◆ **Supplied material**:

+ + + +

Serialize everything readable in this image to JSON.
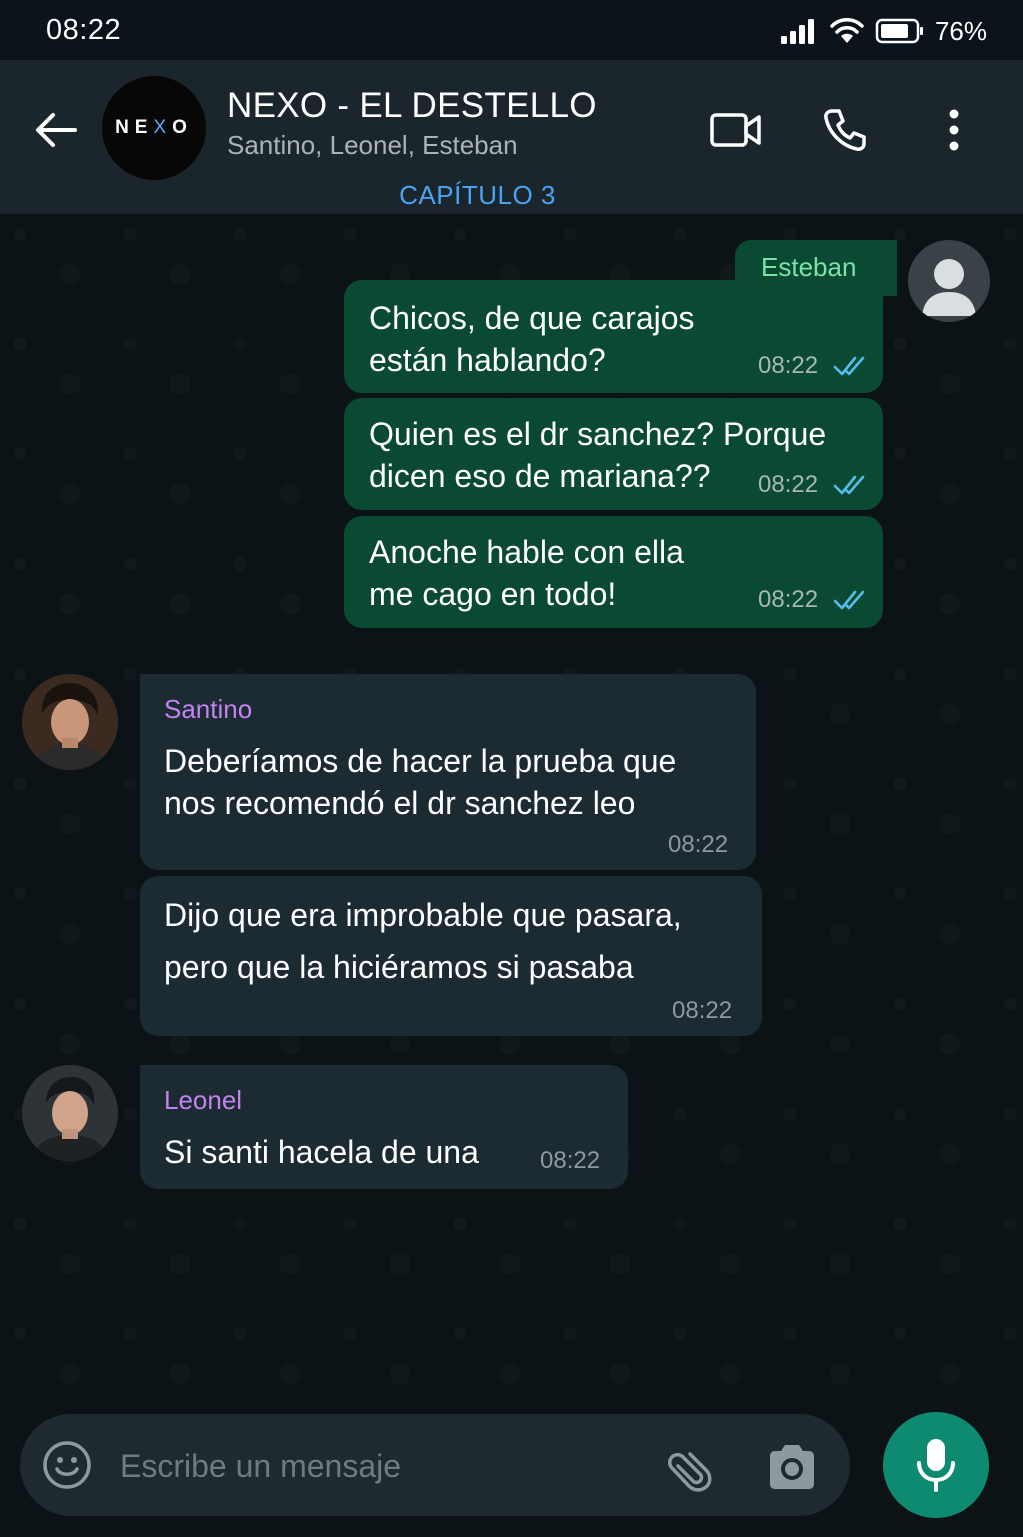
{
  "status_bar": {
    "time": "08:22",
    "battery": "76%"
  },
  "header": {
    "title": "NEXO - EL DESTELLO",
    "members": "Santino, Leonel, Esteban",
    "chapter": "CAPÍTULO 3",
    "logo": {
      "left": "NE",
      "mid": "X",
      "right": "O"
    }
  },
  "messages": {
    "esteban": {
      "sender": "Esteban",
      "items": [
        {
          "text_line1": "Chicos, de que carajos",
          "text_line2": "están hablando?",
          "time": "08:22"
        },
        {
          "text_line1": "Quien es el dr sanchez? Porque",
          "text_line2": "dicen eso de mariana??",
          "time": "08:22"
        },
        {
          "text_line1": "Anoche hable con ella",
          "text_line2": "me cago en todo!",
          "time": "08:22"
        }
      ]
    },
    "santino": {
      "sender": "Santino",
      "items": [
        {
          "text_line1": "Deberíamos de hacer la prueba que",
          "text_line2": "nos recomendó el dr sanchez leo",
          "time": "08:22"
        },
        {
          "text_line1": "Dijo que era improbable que pasara,",
          "text_line2": "pero que la hiciéramos si pasaba",
          "time": "08:22"
        }
      ]
    },
    "leonel": {
      "sender": "Leonel",
      "items": [
        {
          "text": "Si santi hacela de una",
          "time": "08:22"
        }
      ]
    }
  },
  "input": {
    "placeholder": "Escribe un mensaje"
  },
  "colors": {
    "outgoing_bubble": "#0a4a33",
    "incoming_bubble": "#1c2a31",
    "read_ticks": "#53bdeb",
    "mic_button": "#0d8a70",
    "chapter_link": "#4aa3f2"
  },
  "icons": [
    "back-arrow-icon",
    "video-call-icon",
    "phone-icon",
    "more-options-icon",
    "emoji-icon",
    "attach-icon",
    "camera-icon",
    "mic-icon",
    "signal-icon",
    "wifi-icon",
    "battery-icon",
    "double-check-icon"
  ]
}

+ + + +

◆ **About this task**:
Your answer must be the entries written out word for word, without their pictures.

◆ **Solution to the problem**:
Serialize everything readable in this image to JSON.
{
  "status_bar": {
    "time": "08:22",
    "battery": "76%"
  },
  "header": {
    "title": "NEXO - EL DESTELLO",
    "members": "Santino, Leonel, Esteban",
    "chapter": "CAPÍTULO 3",
    "logo": {
      "left": "NE",
      "mid": "X",
      "right": "O"
    }
  },
  "messages": {
    "esteban": {
      "sender": "Esteban",
      "items": [
        {
          "text_line1": "Chicos, de que carajos",
          "text_line2": "están hablando?",
          "time": "08:22"
        },
        {
          "text_line1": "Quien es el dr sanchez? Porque",
          "text_line2": "dicen eso de mariana??",
          "time": "08:22"
        },
        {
          "text_line1": "Anoche hable con ella",
          "text_line2": "me cago en todo!",
          "time": "08:22"
        }
      ]
    },
    "santino": {
      "sender": "Santino",
      "items": [
        {
          "text_line1": "Deberíamos de hacer la prueba que",
          "text_line2": "nos recomendó el dr sanchez leo",
          "time": "08:22"
        },
        {
          "text_line1": "Dijo que era improbable que pasara,",
          "text_line2": "pero que la hiciéramos si pasaba",
          "time": "08:22"
        }
      ]
    },
    "leonel": {
      "sender": "Leonel",
      "items": [
        {
          "text": "Si santi hacela de una",
          "time": "08:22"
        }
      ]
    }
  },
  "input": {
    "placeholder": "Escribe un mensaje"
  },
  "colors": {
    "outgoing_bubble": "#0a4a33",
    "incoming_bubble": "#1c2a31",
    "read_ticks": "#53bdeb",
    "mic_button": "#0d8a70",
    "chapter_link": "#4aa3f2"
  },
  "icons": [
    "back-arrow-icon",
    "video-call-icon",
    "phone-icon",
    "more-options-icon",
    "emoji-icon",
    "attach-icon",
    "camera-icon",
    "mic-icon",
    "signal-icon",
    "wifi-icon",
    "battery-icon",
    "double-check-icon"
  ]
}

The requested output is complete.